§ Data excerpts:
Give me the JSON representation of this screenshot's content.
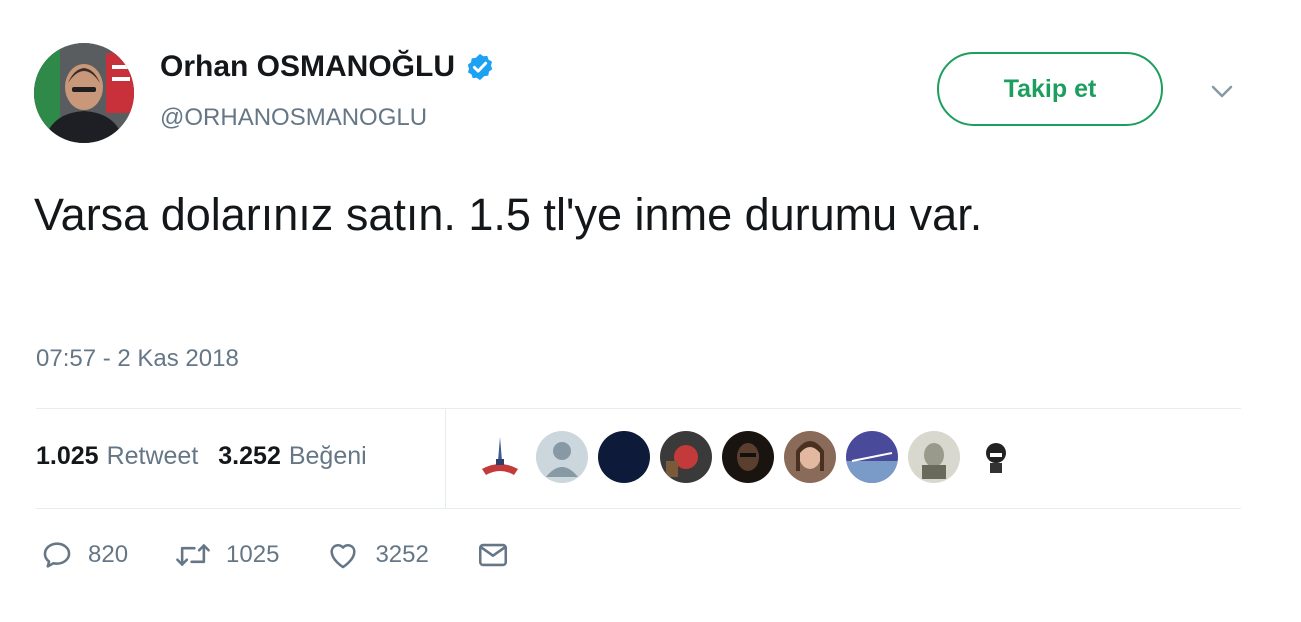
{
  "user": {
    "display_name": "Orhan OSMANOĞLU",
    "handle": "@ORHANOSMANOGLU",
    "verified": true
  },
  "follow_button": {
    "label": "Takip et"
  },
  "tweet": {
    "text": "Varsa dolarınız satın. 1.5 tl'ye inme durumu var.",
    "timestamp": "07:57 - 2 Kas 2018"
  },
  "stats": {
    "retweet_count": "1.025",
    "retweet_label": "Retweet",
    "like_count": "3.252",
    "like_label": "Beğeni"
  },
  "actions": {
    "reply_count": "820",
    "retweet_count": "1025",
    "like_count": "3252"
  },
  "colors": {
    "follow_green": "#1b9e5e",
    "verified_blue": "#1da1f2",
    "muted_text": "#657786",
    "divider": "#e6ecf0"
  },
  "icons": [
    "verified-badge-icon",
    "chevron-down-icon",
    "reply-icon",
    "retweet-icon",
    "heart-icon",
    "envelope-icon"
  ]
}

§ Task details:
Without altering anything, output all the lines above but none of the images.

§ Task output:
Give me the JSON representation of this screenshot's content.
{
  "user": {
    "display_name": "Orhan OSMANOĞLU",
    "handle": "@ORHANOSMANOGLU",
    "verified": true
  },
  "follow_button": {
    "label": "Takip et"
  },
  "tweet": {
    "text": "Varsa dolarınız satın. 1.5 tl'ye inme durumu var.",
    "timestamp": "07:57 - 2 Kas 2018"
  },
  "stats": {
    "retweet_count": "1.025",
    "retweet_label": "Retweet",
    "like_count": "3.252",
    "like_label": "Beğeni"
  },
  "actions": {
    "reply_count": "820",
    "retweet_count": "1025",
    "like_count": "3252"
  },
  "colors": {
    "follow_green": "#1b9e5e",
    "verified_blue": "#1da1f2",
    "muted_text": "#657786",
    "divider": "#e6ecf0"
  },
  "icons": [
    "verified-badge-icon",
    "chevron-down-icon",
    "reply-icon",
    "retweet-icon",
    "heart-icon",
    "envelope-icon"
  ]
}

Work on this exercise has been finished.